Plans to transition a James Island elementary school to an all-Montessori curriculum may be changing after some Charleston County School Board members asked for a review.

The School Board's Strategic Education Committee on Tuesday told school district officials to come to the board's July 28 meeting ready to discuss plans to transition Murray-Lasaine Elementary School to an all Montessori curriculum by 2021.

The request follows a contentious community meeting at the school last month at which the issue of Montessori instruction divided parents and community members along racial lines, with some black parents urging the district to keep traditional classes at the school.

The committee organized the meeting after a group of parents from the school insisted school district officials told a neighborhood planning committee for Murray-Lasaine that the school would continue to offer both traditional and Montessori classes. District officials have maintained the plan was always to make Murray-Lasaine an all-Montessori school.

"After the community meeting, the perception of several board members including me is that Murray-Lasaine needs to be revisited," said School Board member Tom Ducker.

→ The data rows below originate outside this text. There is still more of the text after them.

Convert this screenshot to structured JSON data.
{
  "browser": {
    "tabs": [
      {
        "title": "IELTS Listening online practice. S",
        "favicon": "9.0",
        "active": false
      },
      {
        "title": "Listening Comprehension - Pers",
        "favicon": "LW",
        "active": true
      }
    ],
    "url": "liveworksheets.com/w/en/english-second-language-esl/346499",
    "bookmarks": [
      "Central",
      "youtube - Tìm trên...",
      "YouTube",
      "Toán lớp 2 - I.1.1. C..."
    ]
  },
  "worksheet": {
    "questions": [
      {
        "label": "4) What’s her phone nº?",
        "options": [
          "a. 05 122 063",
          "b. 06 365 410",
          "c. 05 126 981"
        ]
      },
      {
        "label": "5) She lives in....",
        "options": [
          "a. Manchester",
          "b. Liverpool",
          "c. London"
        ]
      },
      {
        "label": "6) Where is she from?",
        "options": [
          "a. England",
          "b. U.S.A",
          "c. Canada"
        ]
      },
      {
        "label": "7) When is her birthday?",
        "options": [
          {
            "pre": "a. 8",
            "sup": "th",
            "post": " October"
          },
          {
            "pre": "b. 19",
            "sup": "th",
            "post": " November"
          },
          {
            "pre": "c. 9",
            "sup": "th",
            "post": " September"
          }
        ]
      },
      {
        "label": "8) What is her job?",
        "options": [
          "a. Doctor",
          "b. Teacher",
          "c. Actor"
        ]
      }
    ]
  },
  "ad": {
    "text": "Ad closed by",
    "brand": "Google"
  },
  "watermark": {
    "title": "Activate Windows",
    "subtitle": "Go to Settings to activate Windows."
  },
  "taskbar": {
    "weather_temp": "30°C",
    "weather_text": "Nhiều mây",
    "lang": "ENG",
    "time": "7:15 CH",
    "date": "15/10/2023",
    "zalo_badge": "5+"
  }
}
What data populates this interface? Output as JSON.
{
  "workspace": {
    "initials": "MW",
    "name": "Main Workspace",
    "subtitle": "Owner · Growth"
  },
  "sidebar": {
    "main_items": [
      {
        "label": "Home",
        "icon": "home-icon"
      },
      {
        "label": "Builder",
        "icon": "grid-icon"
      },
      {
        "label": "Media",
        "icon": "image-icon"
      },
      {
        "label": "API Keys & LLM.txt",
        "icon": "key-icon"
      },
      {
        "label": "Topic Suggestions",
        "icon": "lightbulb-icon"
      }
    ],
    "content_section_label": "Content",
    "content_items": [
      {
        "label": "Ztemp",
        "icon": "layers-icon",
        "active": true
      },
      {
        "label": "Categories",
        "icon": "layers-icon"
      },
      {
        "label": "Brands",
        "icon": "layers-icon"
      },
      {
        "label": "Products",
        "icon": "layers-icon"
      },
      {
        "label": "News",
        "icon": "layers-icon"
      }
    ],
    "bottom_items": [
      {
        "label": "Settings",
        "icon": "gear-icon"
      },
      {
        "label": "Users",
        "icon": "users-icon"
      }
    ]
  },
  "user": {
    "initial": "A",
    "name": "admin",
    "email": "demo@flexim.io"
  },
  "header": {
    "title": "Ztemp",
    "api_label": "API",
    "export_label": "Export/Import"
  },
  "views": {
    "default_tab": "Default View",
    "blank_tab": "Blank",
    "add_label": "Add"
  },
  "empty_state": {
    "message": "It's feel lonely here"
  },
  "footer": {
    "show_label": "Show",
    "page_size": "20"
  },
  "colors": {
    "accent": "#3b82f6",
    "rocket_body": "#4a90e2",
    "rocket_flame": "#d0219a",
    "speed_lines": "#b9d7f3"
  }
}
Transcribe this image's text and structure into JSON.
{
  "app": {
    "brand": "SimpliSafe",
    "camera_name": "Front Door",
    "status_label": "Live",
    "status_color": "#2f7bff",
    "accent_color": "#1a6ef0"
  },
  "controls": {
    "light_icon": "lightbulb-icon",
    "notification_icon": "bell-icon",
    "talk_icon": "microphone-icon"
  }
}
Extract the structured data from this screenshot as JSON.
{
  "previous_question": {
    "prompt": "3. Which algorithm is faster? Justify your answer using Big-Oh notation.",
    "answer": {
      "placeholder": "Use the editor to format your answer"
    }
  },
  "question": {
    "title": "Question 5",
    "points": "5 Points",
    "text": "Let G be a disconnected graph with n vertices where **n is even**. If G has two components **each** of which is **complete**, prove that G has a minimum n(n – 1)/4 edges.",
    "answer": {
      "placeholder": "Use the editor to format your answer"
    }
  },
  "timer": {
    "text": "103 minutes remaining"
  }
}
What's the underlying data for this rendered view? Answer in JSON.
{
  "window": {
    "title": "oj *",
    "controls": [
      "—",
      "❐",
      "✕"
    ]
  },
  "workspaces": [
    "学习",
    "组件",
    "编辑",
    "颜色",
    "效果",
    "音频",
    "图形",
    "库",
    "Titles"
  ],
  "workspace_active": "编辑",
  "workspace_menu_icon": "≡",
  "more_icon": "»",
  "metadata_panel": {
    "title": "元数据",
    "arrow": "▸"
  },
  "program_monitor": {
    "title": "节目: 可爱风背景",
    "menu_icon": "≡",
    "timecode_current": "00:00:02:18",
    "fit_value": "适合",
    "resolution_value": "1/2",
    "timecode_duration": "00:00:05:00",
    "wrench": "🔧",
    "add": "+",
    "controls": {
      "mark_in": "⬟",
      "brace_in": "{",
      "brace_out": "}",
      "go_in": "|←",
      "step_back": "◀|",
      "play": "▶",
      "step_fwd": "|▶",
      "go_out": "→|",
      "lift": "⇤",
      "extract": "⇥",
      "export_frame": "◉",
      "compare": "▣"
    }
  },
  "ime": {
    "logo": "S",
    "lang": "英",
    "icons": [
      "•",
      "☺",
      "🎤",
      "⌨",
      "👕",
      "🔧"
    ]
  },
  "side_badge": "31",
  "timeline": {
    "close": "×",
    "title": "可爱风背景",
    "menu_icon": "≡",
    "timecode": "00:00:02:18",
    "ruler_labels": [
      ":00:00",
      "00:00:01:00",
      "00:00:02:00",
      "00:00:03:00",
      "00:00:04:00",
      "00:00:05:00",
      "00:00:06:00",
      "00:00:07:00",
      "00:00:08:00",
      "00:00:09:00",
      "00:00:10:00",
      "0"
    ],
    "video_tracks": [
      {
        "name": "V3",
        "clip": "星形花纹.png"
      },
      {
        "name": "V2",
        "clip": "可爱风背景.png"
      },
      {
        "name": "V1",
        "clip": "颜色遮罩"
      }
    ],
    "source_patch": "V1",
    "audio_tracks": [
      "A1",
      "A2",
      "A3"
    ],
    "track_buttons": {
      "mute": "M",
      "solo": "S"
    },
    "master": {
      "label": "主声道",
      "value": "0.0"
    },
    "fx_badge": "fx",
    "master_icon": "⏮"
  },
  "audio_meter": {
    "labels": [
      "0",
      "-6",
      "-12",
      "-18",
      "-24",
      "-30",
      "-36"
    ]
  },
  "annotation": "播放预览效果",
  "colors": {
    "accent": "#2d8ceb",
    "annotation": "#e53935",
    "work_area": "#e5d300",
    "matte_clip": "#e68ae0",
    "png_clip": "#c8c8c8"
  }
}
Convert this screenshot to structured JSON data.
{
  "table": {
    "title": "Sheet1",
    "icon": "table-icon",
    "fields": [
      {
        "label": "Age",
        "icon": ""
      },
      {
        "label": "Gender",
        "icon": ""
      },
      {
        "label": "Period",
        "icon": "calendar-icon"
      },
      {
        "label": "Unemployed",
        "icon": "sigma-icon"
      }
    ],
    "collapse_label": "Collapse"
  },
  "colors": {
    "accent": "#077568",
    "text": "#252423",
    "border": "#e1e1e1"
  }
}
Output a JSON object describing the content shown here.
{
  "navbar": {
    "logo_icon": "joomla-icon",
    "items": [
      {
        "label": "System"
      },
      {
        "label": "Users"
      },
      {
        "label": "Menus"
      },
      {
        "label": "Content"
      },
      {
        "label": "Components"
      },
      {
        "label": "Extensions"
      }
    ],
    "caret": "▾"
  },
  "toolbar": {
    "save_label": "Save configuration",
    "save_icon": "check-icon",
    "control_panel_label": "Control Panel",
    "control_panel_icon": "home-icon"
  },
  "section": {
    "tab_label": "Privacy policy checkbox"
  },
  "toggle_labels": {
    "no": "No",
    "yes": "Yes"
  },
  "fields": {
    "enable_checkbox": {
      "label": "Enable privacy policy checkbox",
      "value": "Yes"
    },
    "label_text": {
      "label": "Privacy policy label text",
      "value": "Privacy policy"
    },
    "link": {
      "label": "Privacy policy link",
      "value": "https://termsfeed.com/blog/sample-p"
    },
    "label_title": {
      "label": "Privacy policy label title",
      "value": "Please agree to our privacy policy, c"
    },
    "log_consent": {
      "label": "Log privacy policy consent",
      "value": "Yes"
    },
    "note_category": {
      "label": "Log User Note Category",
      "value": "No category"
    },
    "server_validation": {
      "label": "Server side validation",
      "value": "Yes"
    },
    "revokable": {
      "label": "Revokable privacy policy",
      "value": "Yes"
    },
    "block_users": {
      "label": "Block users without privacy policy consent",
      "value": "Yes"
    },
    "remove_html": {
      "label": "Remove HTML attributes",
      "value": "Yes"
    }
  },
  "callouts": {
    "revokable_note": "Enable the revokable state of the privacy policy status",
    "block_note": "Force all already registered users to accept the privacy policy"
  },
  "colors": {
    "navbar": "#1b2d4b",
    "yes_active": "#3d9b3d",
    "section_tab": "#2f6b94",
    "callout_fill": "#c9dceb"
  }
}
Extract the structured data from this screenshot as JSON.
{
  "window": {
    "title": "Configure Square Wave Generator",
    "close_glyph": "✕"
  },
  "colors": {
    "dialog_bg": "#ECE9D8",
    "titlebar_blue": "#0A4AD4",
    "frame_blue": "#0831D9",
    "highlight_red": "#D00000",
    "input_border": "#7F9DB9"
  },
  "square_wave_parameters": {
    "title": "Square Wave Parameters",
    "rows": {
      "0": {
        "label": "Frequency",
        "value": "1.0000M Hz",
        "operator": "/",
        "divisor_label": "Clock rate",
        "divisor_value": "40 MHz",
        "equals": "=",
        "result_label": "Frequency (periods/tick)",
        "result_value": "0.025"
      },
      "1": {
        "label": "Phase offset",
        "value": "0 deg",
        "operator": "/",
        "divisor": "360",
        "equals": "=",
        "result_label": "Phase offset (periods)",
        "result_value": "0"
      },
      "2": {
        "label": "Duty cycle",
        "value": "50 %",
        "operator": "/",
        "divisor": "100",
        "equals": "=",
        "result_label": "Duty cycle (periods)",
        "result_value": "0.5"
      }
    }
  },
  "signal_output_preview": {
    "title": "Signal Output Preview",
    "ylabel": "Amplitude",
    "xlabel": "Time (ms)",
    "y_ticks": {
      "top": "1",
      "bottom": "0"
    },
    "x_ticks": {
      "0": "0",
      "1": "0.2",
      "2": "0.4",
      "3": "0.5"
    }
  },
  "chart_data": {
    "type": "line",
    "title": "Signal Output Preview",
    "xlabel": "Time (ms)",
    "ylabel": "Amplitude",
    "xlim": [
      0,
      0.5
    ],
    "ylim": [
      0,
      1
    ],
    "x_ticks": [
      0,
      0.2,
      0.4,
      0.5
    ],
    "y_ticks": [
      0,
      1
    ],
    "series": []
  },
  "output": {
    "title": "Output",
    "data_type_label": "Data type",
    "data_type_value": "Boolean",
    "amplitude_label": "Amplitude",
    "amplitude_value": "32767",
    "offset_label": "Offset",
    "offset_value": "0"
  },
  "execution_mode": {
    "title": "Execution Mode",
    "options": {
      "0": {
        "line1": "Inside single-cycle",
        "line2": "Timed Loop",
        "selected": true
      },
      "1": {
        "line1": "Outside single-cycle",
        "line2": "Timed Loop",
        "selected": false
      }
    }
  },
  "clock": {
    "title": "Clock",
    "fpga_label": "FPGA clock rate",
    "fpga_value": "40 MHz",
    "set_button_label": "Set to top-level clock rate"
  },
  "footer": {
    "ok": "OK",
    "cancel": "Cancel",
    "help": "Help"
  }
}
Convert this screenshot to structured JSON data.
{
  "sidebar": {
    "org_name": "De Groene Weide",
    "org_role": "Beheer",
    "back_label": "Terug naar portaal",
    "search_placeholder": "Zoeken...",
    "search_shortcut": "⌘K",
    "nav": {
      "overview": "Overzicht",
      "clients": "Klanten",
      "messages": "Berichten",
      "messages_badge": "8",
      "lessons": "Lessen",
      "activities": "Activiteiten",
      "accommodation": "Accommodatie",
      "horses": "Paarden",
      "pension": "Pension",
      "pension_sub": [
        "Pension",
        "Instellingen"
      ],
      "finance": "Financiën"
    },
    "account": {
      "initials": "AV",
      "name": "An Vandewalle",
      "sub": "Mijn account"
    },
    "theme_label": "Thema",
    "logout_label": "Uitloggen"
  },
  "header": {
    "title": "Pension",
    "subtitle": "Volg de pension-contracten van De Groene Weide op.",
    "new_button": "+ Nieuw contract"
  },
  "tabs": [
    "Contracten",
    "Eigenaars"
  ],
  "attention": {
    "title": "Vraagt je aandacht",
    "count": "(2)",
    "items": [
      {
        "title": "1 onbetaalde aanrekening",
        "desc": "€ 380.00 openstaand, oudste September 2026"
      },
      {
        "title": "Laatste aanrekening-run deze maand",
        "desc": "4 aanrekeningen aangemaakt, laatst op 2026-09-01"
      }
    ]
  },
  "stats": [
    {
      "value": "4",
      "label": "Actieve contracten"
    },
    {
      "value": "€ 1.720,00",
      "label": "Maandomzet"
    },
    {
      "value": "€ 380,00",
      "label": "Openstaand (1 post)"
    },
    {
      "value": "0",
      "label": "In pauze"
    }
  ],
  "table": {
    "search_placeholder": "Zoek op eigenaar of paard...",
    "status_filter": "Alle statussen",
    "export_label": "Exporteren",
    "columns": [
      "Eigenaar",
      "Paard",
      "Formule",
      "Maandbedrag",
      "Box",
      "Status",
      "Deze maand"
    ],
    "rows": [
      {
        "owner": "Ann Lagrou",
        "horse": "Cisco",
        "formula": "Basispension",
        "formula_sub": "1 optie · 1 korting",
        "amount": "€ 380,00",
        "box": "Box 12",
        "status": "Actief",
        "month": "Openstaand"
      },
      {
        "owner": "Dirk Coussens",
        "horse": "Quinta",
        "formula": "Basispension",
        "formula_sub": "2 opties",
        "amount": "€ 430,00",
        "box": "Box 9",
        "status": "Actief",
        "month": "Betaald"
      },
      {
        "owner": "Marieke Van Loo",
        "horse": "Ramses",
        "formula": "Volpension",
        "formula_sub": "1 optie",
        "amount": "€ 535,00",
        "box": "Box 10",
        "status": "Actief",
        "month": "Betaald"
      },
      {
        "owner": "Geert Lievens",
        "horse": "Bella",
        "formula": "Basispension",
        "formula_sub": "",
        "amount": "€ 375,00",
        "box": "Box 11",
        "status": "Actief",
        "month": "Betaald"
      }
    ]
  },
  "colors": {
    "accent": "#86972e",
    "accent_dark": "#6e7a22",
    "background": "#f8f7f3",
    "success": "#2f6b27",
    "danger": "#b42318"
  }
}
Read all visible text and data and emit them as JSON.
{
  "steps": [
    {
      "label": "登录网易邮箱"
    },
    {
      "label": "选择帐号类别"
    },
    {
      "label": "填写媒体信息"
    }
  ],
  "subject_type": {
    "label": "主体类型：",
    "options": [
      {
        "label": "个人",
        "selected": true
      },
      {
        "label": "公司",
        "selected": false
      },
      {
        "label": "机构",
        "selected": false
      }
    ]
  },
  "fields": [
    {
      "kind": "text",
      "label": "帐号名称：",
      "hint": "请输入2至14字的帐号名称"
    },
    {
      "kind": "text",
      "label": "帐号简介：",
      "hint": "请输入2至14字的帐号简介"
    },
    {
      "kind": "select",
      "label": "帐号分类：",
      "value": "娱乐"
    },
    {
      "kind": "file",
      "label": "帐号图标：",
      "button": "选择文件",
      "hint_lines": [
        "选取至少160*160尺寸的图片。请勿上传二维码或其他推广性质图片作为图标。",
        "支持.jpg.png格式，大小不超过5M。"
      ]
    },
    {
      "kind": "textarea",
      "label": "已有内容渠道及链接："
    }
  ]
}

Although meeting minutes from the school's neighborhood planning committee never said the school would continue to offer both traditional and Montessori classes, Ducker said nothing specifically said the school would become exclusively Montessori.

"It was unclear to me after reading all the correspondence that we were heading to full Montessori," he said.

Ducker said he expects there to be a motion at the school board meeting next week to continue offering both traditional and Montessori classes at the school.

The school board originally voted in 2012 to make Murray-Lasaine a Montessori school after district officials and the school's neighborhood planning committee supported the concept as a way to deal with dwindling enrollment.

Michael Bobby, the district's chief financial officer, reminded the education committee on Tuesday that changing the plan for Montessori at the school could impact a renovation of the school - which is already under way - to accommodate the hands-on learning style of Montessori instruction.

Associate Superintendent Terri Nichols, who oversees the district's elementary schools, said enrollment in traditional classes at the school is already low with some classes having less than 10 children. Around 100 students are enrolled in traditional classes for the fall while more than 150 students are signed up for Montessori classes.